Proteasomes are responsible for generating peptides presented by the class I major histocompatibility complex (MHC) molecules of the immune system. Here, we report the identification of a previously unrecognized catalytic subunit called beta5t. beta5t is expressed exclusively in cortical thymic epithelial cells, which are responsible for the positive(More)
Medullary thymic epithelial cells (mTECs) establish T cell self-tolerance through the expression of autoimmune regulator (Aire) and peripheral tissue-specific self-antigens. However, signals underlying mTEC development remain largely unclear. Here, we demonstrate crucial regulation of mTEC development by receptor activator of NF-kappaB (RANK) and CD40(More)
The thymus represents an epithelial-mesenchymal tissue, anatomically structured into discrete cortical and medullary regions that contain phenotypically and functionally distinct stromal cells, as well as thymocytes at defined stages of maturation. The stepwise progression of thymocyte development seems to require serial migration through these distinct(More)
The thymic medulla provides a microenvironment where medullary thymic epithelial cells (mTECs) express autoimmune regulator and diverse tissue-restricted genes, contributing to launching self-tolerance. Positive selection is essential for thymic medulla formation via a previously unknown mechanism. Here we show that the cytokine RANK ligand (RANKL) was(More)
Dendritic cells (DCs) in the thymus (tDCs) are predominantly accumulated in the medulla and contribute to the establishment of self-tolerance. However, how the medullary accumulation of tDCs is regulated and involved in self-tolerance is unclear. We show that the chemokine receptor XCR1 is expressed by tDCs, whereas medullary thymic epithelial cells (mTECs)(More)

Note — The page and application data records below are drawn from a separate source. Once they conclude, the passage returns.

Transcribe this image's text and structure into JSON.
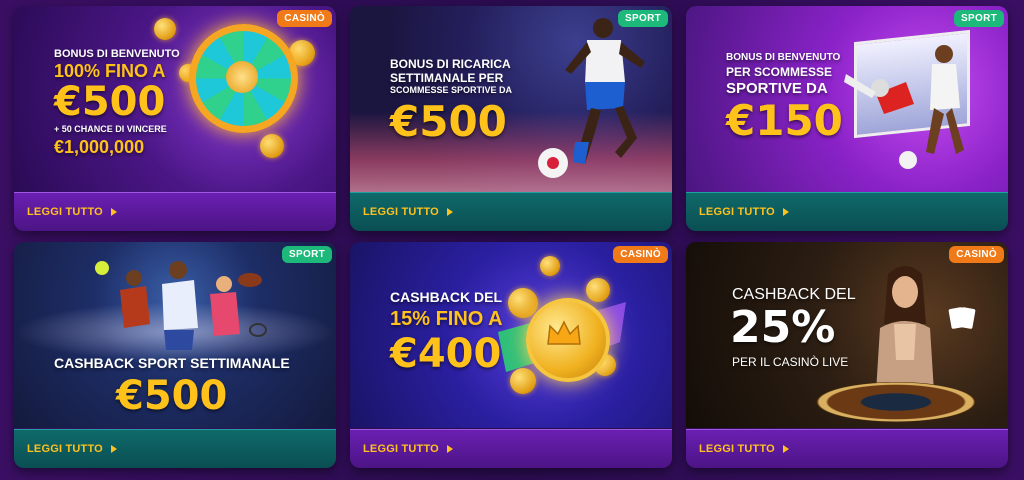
{
  "cards": [
    {
      "badge": "CASINÒ",
      "badge_color": "#f07a18",
      "lines": [
        "BONUS DI BENVENUTO",
        "100% FINO A",
        "€500",
        "+ 50 CHANCE DI VINCERE",
        "€1,000,000"
      ],
      "link": "LEGGI TUTTO"
    },
    {
      "badge": "SPORT",
      "badge_color": "#1db97a",
      "lines": [
        "BONUS DI RICARICA",
        "SETTIMANALE PER",
        "SCOMMESSE SPORTIVE DA",
        "€500"
      ],
      "link": "LEGGI TUTTO"
    },
    {
      "badge": "SPORT",
      "badge_color": "#1db97a",
      "lines": [
        "BONUS DI BENVENUTO",
        "PER SCOMMESSE",
        "SPORTIVE DA",
        "€150"
      ],
      "link": "LEGGI TUTTO"
    },
    {
      "badge": "SPORT",
      "badge_color": "#1db97a",
      "lines": [
        "CASHBACK SPORT SETTIMANALE",
        "€500"
      ],
      "link": "LEGGI TUTTO"
    },
    {
      "badge": "CASINÒ",
      "badge_color": "#f07a18",
      "lines": [
        "CASHBACK DEL",
        "15% FINO A",
        "€400"
      ],
      "link": "LEGGI TUTTO"
    },
    {
      "badge": "CASINÒ",
      "badge_color": "#f07a18",
      "lines": [
        "CASHBACK DEL",
        "25%",
        "PER IL CASINÒ LIVE"
      ],
      "link": "LEGGI TUTTO"
    }
  ],
  "icons": {
    "link_arrow": "play-triangle-icon"
  }
}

The IAN (immune-associated nucleotide-binding protein) family is a family of functionally uncharacterized GTP-binding proteins expressed in vertebrate immune cells and in plant cells during antibacterial responses. Here we show that all eight IAN family genes encoded in a single cluster of mouse genome are predominantly expressed in lymphocytes, and that(More)
How self-peptides displayed in the thymus contribute to the development of immunocompetent and self-protective T cells is largely unknown. In contrast, the role of thymic self-peptides in eliminating self-reactive T cells and thereby preventing autoimmunity is well established. A type of proteasome, termed thymoproteasome, is specifically expressed by(More)
Medullary thymic epithelial cells (mTECs) are specialized for inducing central immunological tolerance to self-antigens. To accomplish this, mTECs must adopt a mature phenotype characterized by expression of the autoimmune regulator Aire, which activates the transcription of numerous genes encoding tissue-restricted self-antigens. The mechanisms that(More)